Why should a generation of downloaders wait for a full album, sanctioned by an artist, to be released? Why should their music be “officially sanctioned,” in the first place? After all, it’s only a mouse-click away.
“It has both helped and hurt independent musicians,” McManus says of digital downloading. “I read a quote by [alt/country star] Ryan Adams, and he said that a record release should be like Christmas Day — you have no idea what will be under the tree until you open it. So in this way, it has kind of hurt the musician, because the music is immediate — the minute it is released it is downloaded.
“But if you are unknown artist, then you can upload your songs anywhere too, and that is most definitely a good thing.”
Reaching an audience
Rob Lynch, a local drummer, guitarist and singer-songwriter, is a veteran of several Buffalo bands and currently plays with nearly a dozen ensembles engaging in a variety of idioms. He views the digital age as “an exciting time to be a musician and a listener.”
“I believe it has helped, in that it opened up the playing field for quality artists to be heard and develop a following, even if it’s a few fans at a time,” Lynch says. “The options now for hearing new, interesting music are pretty limitless.”
Clearly, the need to diversify can be viewed through different lenses. For Lynch, it translates into an exciting musical environment that speaks to his needs as a serious musician.
“I like to make music, so why not keep things interesting?” he asks. “It´s natural for me to explore different musical situations, because [doing so] reflects my musical interests.”
For local musician Rodney Appleby, many of the problems faced by local independent musicians are of their own making.
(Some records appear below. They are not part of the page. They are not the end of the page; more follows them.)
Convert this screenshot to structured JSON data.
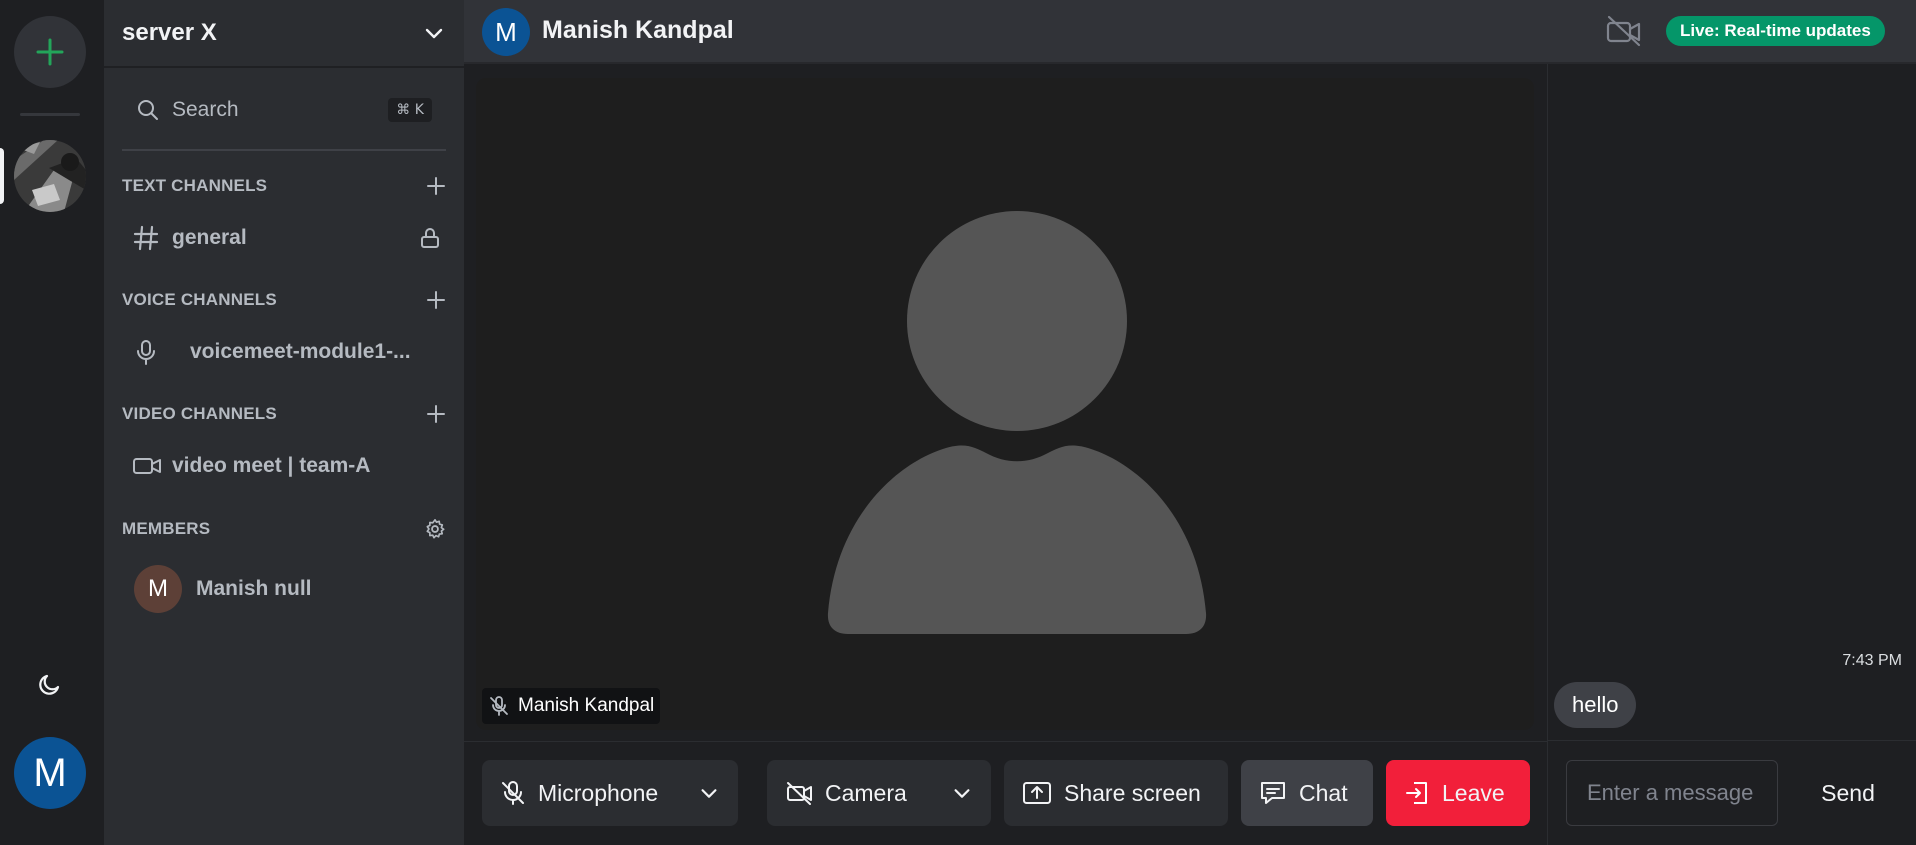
{
  "rail": {
    "add_server_icon": "plus-icon",
    "theme_icon": "moon-icon",
    "user_initial": "M",
    "accent": "#23a55a"
  },
  "sidebar": {
    "server_name": "server X",
    "search_label": "Search",
    "search_shortcut": "⌘ K",
    "sections": {
      "text": {
        "title": "TEXT CHANNELS",
        "channel": "general"
      },
      "voice": {
        "title": "VOICE CHANNELS",
        "channel": "voicemeet-module1-..."
      },
      "video": {
        "title": "VIDEO CHANNELS",
        "channel": "video meet | team-A"
      },
      "members": {
        "title": "MEMBERS",
        "member_initial": "M",
        "member_name": "Manish null"
      }
    }
  },
  "topbar": {
    "avatar_initial": "M",
    "name": "Manish Kandpal",
    "live_badge": "Live: Real-time updates",
    "live_color": "#059669"
  },
  "stage": {
    "participant_name": "Manish Kandpal"
  },
  "chat": {
    "time": "7:43 PM",
    "message": "hello",
    "input_placeholder": "Enter a message",
    "send_label": "Send"
  },
  "controls": {
    "microphone": "Microphone",
    "camera": "Camera",
    "share_screen": "Share screen",
    "chat": "Chat",
    "leave": "Leave",
    "leave_color": "#f21f3a"
  }
}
“Not much has really changed,” he says. “Some musicians are still working for the same money as 50 years ago. Musicians have always been their own worst enemies. Business just isn´t their strong point. Most musicians treat it more like a hobby than a profession. Playing for free, for exposure, undercutting each other, spending large sums of money on gear that will never produce any revenue.. venue.”
McManus suggests that, as much as things have changed in the music industry — and there can be no doubt that they have — the song remains the same.
“It is in some ways the same as it has always been. It’s just that now, there are more uncharted options to learn. The bottom line is still the same, though. You have to do whatever you can to reach people, and turn them on to your music. What’s different is that now, it´s mostly up to the musician to be in control of what they do.”